At the time Generation X was published, its language was a revelation - not just the language of the narrative, which was undeniably clever and evocative, but the way language in the book is simultaneously self-revelatory and self-referential, defining the experience and identity of the characters at the same time as it portrays them as trapped in their own self-absorbed perspectives. These perspectives are defined by what might best be described as non-academic footnotes, pointed distillations of Generation X experiences into cleverly shaped phrases, some of which have found their way into contemporary common usage. Perhaps the most well known of these is the term "McJobs," footnoted as "a low-pay, low-prestige, low-dignity, low-benefit, no future job in the service sector..." and a clear reference to McDonalds, the billions and billions sold fast food empire. Such footnotes, also similar in style and content to bumper stickers and advertising campaigns, are found throughout the novel and essentially summarize, often in a manner both self-awed and self-mocking, the actions and attitudes of a particular moment in the chapter. Meanwhile, it's also important to note the significance of the chapter titles, all of which perform a similar function - illuminating, often ironically, the action and/or content of each chapter. For further consideration of the chapter titles, see "Topics for Discussion - Consider the titles of ..."
One final point to consider about language is the switch at the beginning of Part Two to a more diary-like perspective. While drawing the reader more intimately and immediately into the experience of the narrator, it also serves to highlight the beginnings of the narrator's (Andy's) thematically relevant transition from a story teller to a story liver. In other words, he's no longer telling the story to hide from himself, but to explore, understand, and ultimately free himself.
The novel's structure is essentially linear, moving from event to event in chronological order. To a certain degree Part One falls outside this structure, serving more as set up or exposition, exploring (in a self-absorbed detail quite relevant to the story) the nature of the characters and their relationships before the narrative sends them on their more plot-defined journeys of transformation. That said, however, the groundwork laid in Part One is ultimately essential for the full meaning and scope of that transformation to become apparent.
Parts Two and Three are clearly divided into stages of that transformation. Part Two takes the central characters into the apparently helpless, self-absorbed depths they need to be transformed from. The beginning of Part Three takes Andy and Claire on physical journeys (Andy to his home in Portland, Claire to Tobias in New York) that eventually prove to them the necessity of taking the emotional/spiritual journey into a stronger, more active sense of independence. In short, the beginning of Part Three marks the beginning of Claire and Andy's final, climactic process of transformation from people who hide themselves behind stories into people who reveal themselves IN stories.
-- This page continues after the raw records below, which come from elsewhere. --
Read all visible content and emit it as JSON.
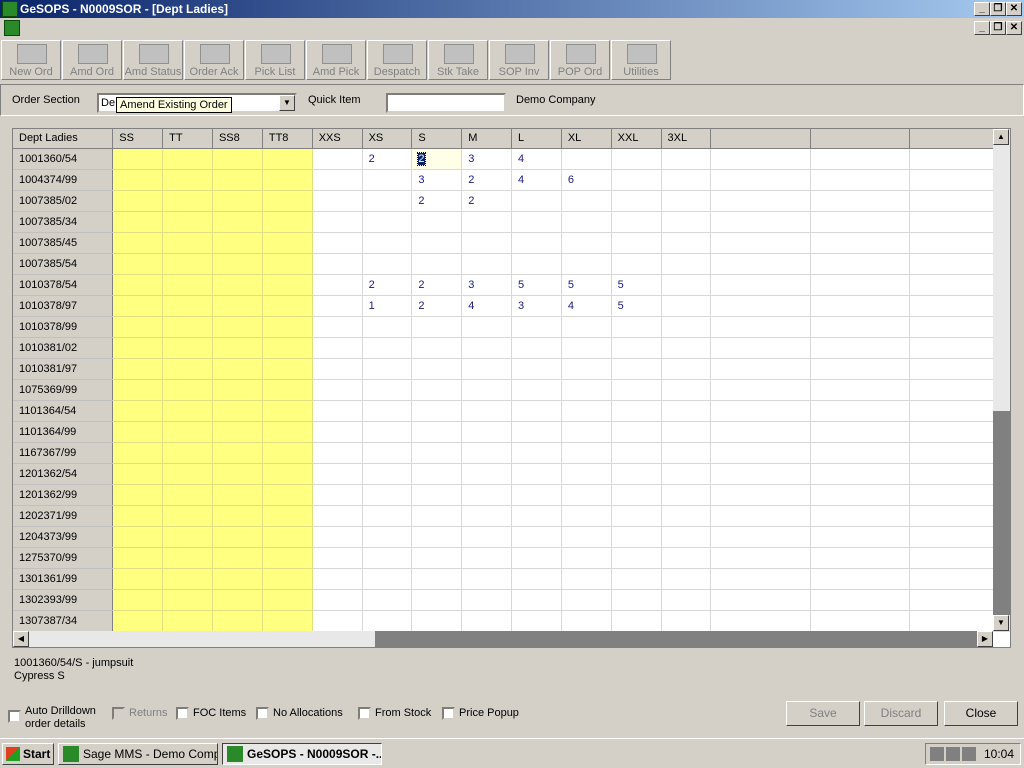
{
  "window": {
    "title": "GeSOPS - N0009SOR - [Dept Ladies]"
  },
  "toolbar": {
    "buttons": [
      {
        "label": "New Ord",
        "icon": "new-order-icon"
      },
      {
        "label": "Amd Ord",
        "icon": "amend-order-icon"
      },
      {
        "label": "Amd Status",
        "icon": "amend-status-icon"
      },
      {
        "label": "Order Ack",
        "icon": "order-ack-icon"
      },
      {
        "label": "Pick List",
        "icon": "pick-list-icon"
      },
      {
        "label": "Amd Pick",
        "icon": "amend-pick-icon"
      },
      {
        "label": "Despatch",
        "icon": "despatch-icon"
      },
      {
        "label": "Stk Take",
        "icon": "stock-take-icon"
      },
      {
        "label": "SOP Inv",
        "icon": "sop-invoice-icon"
      },
      {
        "label": "POP Ord",
        "icon": "pop-order-icon"
      },
      {
        "label": "Utilities",
        "icon": "utilities-icon"
      }
    ]
  },
  "order_section": {
    "label": "Order Section",
    "value": "De",
    "tooltip": "Amend Existing Order",
    "quick_item_label": "Quick Item",
    "quick_item_value": "",
    "company": "Demo Company"
  },
  "grid": {
    "headers": [
      "Dept Ladies",
      "SS",
      "TT",
      "SS8",
      "TT8",
      "XXS",
      "XS",
      "S",
      "M",
      "L",
      "XL",
      "XXL",
      "3XL",
      "",
      "",
      ""
    ],
    "rows": [
      {
        "id": "1001360/54",
        "cells": [
          "",
          "",
          "",
          "",
          "",
          "2",
          "2",
          "3",
          "4",
          "",
          "",
          "",
          "",
          "",
          ""
        ]
      },
      {
        "id": "1004374/99",
        "cells": [
          "",
          "",
          "",
          "",
          "",
          "",
          "3",
          "2",
          "4",
          "6",
          "",
          "",
          "",
          "",
          ""
        ]
      },
      {
        "id": "1007385/02",
        "cells": [
          "",
          "",
          "",
          "",
          "",
          "",
          "2",
          "2",
          "",
          "",
          "",
          "",
          "",
          "",
          ""
        ]
      },
      {
        "id": "1007385/34",
        "cells": [
          "",
          "",
          "",
          "",
          "",
          "",
          "",
          "",
          "",
          "",
          "",
          "",
          "",
          "",
          ""
        ]
      },
      {
        "id": "1007385/45",
        "cells": [
          "",
          "",
          "",
          "",
          "",
          "",
          "",
          "",
          "",
          "",
          "",
          "",
          "",
          "",
          ""
        ]
      },
      {
        "id": "1007385/54",
        "cells": [
          "",
          "",
          "",
          "",
          "",
          "",
          "",
          "",
          "",
          "",
          "",
          "",
          "",
          "",
          ""
        ]
      },
      {
        "id": "1010378/54",
        "cells": [
          "",
          "",
          "",
          "",
          "",
          "2",
          "2",
          "3",
          "5",
          "5",
          "5",
          "",
          "",
          "",
          ""
        ]
      },
      {
        "id": "1010378/97",
        "cells": [
          "",
          "",
          "",
          "",
          "",
          "1",
          "2",
          "4",
          "3",
          "4",
          "5",
          "",
          "",
          "",
          ""
        ]
      },
      {
        "id": "1010378/99",
        "cells": [
          "",
          "",
          "",
          "",
          "",
          "",
          "",
          "",
          "",
          "",
          "",
          "",
          "",
          "",
          ""
        ]
      },
      {
        "id": "1010381/02",
        "cells": [
          "",
          "",
          "",
          "",
          "",
          "",
          "",
          "",
          "",
          "",
          "",
          "",
          "",
          "",
          ""
        ]
      },
      {
        "id": "1010381/97",
        "cells": [
          "",
          "",
          "",
          "",
          "",
          "",
          "",
          "",
          "",
          "",
          "",
          "",
          "",
          "",
          ""
        ]
      },
      {
        "id": "1075369/99",
        "cells": [
          "",
          "",
          "",
          "",
          "",
          "",
          "",
          "",
          "",
          "",
          "",
          "",
          "",
          "",
          ""
        ]
      },
      {
        "id": "1101364/54",
        "cells": [
          "",
          "",
          "",
          "",
          "",
          "",
          "",
          "",
          "",
          "",
          "",
          "",
          "",
          "",
          ""
        ]
      },
      {
        "id": "1101364/99",
        "cells": [
          "",
          "",
          "",
          "",
          "",
          "",
          "",
          "",
          "",
          "",
          "",
          "",
          "",
          "",
          ""
        ]
      },
      {
        "id": "1167367/99",
        "cells": [
          "",
          "",
          "",
          "",
          "",
          "",
          "",
          "",
          "",
          "",
          "",
          "",
          "",
          "",
          ""
        ]
      },
      {
        "id": "1201362/54",
        "cells": [
          "",
          "",
          "",
          "",
          "",
          "",
          "",
          "",
          "",
          "",
          "",
          "",
          "",
          "",
          ""
        ]
      },
      {
        "id": "1201362/99",
        "cells": [
          "",
          "",
          "",
          "",
          "",
          "",
          "",
          "",
          "",
          "",
          "",
          "",
          "",
          "",
          ""
        ]
      },
      {
        "id": "1202371/99",
        "cells": [
          "",
          "",
          "",
          "",
          "",
          "",
          "",
          "",
          "",
          "",
          "",
          "",
          "",
          "",
          ""
        ]
      },
      {
        "id": "1204373/99",
        "cells": [
          "",
          "",
          "",
          "",
          "",
          "",
          "",
          "",
          "",
          "",
          "",
          "",
          "",
          "",
          ""
        ]
      },
      {
        "id": "1275370/99",
        "cells": [
          "",
          "",
          "",
          "",
          "",
          "",
          "",
          "",
          "",
          "",
          "",
          "",
          "",
          "",
          ""
        ]
      },
      {
        "id": "1301361/99",
        "cells": [
          "",
          "",
          "",
          "",
          "",
          "",
          "",
          "",
          "",
          "",
          "",
          "",
          "",
          "",
          ""
        ]
      },
      {
        "id": "1302393/99",
        "cells": [
          "",
          "",
          "",
          "",
          "",
          "",
          "",
          "",
          "",
          "",
          "",
          "",
          "",
          "",
          ""
        ]
      },
      {
        "id": "1307387/34",
        "cells": [
          "",
          "",
          "",
          "",
          "",
          "",
          "",
          "",
          "",
          "",
          "",
          "",
          "",
          "",
          ""
        ]
      }
    ],
    "selected": {
      "row": 0,
      "col": 6
    }
  },
  "item_info": {
    "line1": "1001360/54/S - jumpsuit",
    "line2": "Cypress S"
  },
  "options": {
    "auto_drilldown": "Auto Drilldown",
    "auto_drilldown_2": "order details",
    "returns": "Returns",
    "foc_items": "FOC Items",
    "no_allocations": "No Allocations",
    "from_stock": "From Stock",
    "price_popup": "Price Popup"
  },
  "actions": {
    "save": "Save",
    "discard": "Discard",
    "close": "Close"
  },
  "taskbar": {
    "start": "Start",
    "tasks": [
      {
        "label": "Sage MMS - Demo Comp..."
      },
      {
        "label": "GeSOPS - N0009SOR -..."
      }
    ],
    "clock": "10:04"
  },
  "colors": {
    "title_start": "#0a246a",
    "title_end": "#a6caf0",
    "yellow_col": "#ffff80",
    "grid_value": "#1a1a80"
  }
}
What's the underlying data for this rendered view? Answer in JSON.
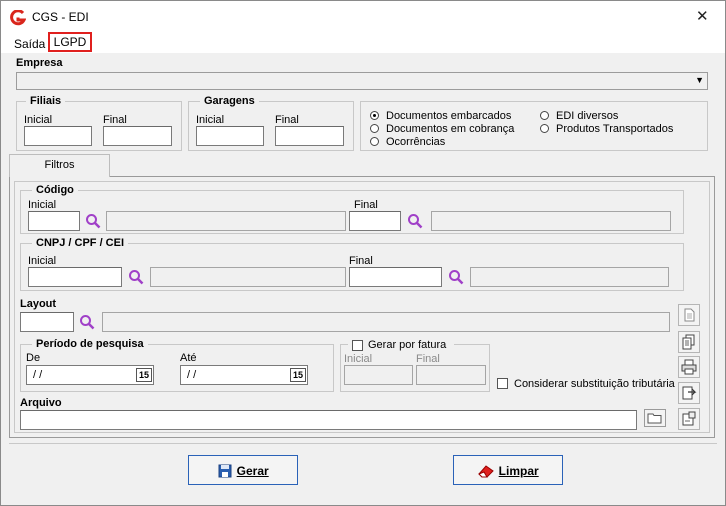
{
  "window": {
    "title": "CGS - EDI",
    "close_glyph": "✕"
  },
  "menu": {
    "saida": "Saída",
    "lgpd": "LGPD"
  },
  "empresa": {
    "label": "Empresa",
    "value": ""
  },
  "filiais": {
    "title": "Filiais",
    "inicial": "Inicial",
    "final": "Final"
  },
  "garagens": {
    "title": "Garagens",
    "inicial": "Inicial",
    "final": "Final"
  },
  "doc_type": {
    "options": [
      "Documentos embarcados",
      "Documentos em cobrança",
      "Ocorrências",
      "EDI diversos",
      "Produtos Transportados"
    ],
    "selected": "Documentos embarcados"
  },
  "tab": {
    "label": "Filtros"
  },
  "codigo": {
    "title": "Código",
    "inicial": "Inicial",
    "final": "Final"
  },
  "cnpj": {
    "title": "CNPJ / CPF / CEI",
    "inicial": "Inicial",
    "final": "Final"
  },
  "layout": {
    "label": "Layout"
  },
  "periodo": {
    "title": "Período de pesquisa",
    "de": "De",
    "ate": "Até",
    "de_value": "/ /",
    "ate_value": "/ /",
    "cal_glyph": "15"
  },
  "fatura": {
    "label": "Gerar por fatura",
    "inicial": "Inicial",
    "final": "Final",
    "checked": false
  },
  "substituicao": {
    "label": "Considerar substituição tributária",
    "checked": false
  },
  "arquivo": {
    "label": "Arquivo",
    "value": ""
  },
  "buttons": {
    "gerar": "Gerar",
    "limpar": "Limpar"
  },
  "colors": {
    "accent_red": "#e0201e",
    "button_border": "#2a62b8",
    "search_icon": "#a040c8"
  }
}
It's interesting to note here that Dag, the character who doesn't come to a thematically relevant transcendence of self hiding the same way that Andy and Claire do, doesn't take a physical journey but stays in Palm Springs.
The novel's final chapter is set on January 1st, New Year's Day - the end of the book, but the beginning of a new millennium in the life of the world (see "Setting" above) and the beginning of new life for the characters. In other words, structurally ending the book at a time of new beginnings makes the interesting suggestion that the life cycle and experience of Generation X is like that of every other generation that's inhabited the planet. What is new comes into being at the same time as the old is fading into eternal silence, an aspect of the universe's perpetual process of destruction and renewal that's also symbolized in the final visual image of the burnt, black, dead land and the soaring, white, almost unbearably alive white bird. For further consideration of this image, see "Objects/Places - The Black Field and the White Bird."
This section contains 1,266 words
(approx. 4 pages at 400 words per page)